--- MATERIAL FOR THIS EXERCISE ---

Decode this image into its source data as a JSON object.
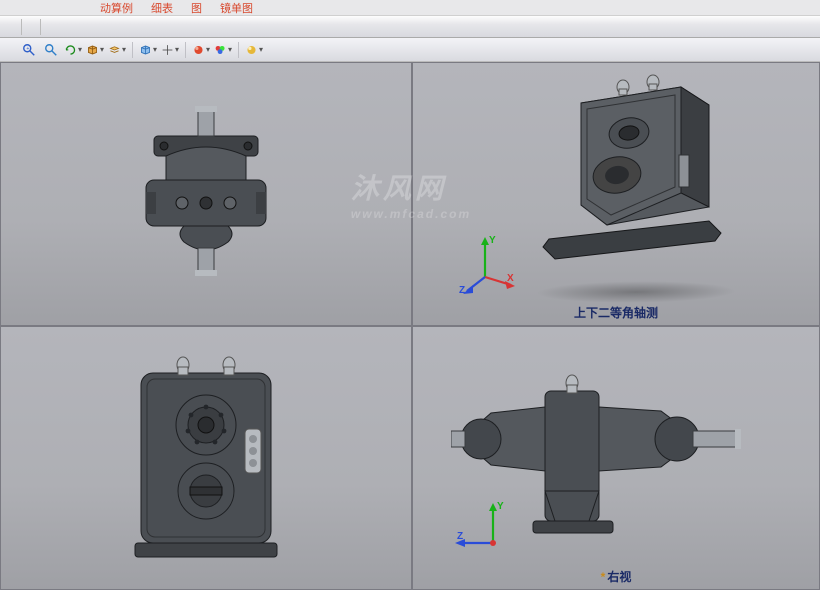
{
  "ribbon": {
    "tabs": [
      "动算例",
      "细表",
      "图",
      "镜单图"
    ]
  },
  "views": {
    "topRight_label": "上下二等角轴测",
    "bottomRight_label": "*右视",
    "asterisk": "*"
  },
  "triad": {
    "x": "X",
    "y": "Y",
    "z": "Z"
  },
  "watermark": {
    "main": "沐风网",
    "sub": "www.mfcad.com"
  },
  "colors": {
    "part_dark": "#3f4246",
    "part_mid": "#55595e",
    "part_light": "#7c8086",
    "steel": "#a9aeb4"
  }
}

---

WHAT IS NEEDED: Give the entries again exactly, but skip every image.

ANSWER SECTION:
Decode this image into its source data as a JSON object.
{
  "ribbon": {
    "tabs": [
      "动算例",
      "细表",
      "图",
      "镜单图"
    ]
  },
  "views": {
    "topRight_label": "上下二等角轴测",
    "bottomRight_label": "*右视",
    "asterisk": "*"
  },
  "triad": {
    "x": "X",
    "y": "Y",
    "z": "Z"
  },
  "watermark": {
    "main": "沐风网",
    "sub": "www.mfcad.com"
  },
  "colors": {
    "part_dark": "#3f4246",
    "part_mid": "#55595e",
    "part_light": "#7c8086",
    "steel": "#a9aeb4"
  }
}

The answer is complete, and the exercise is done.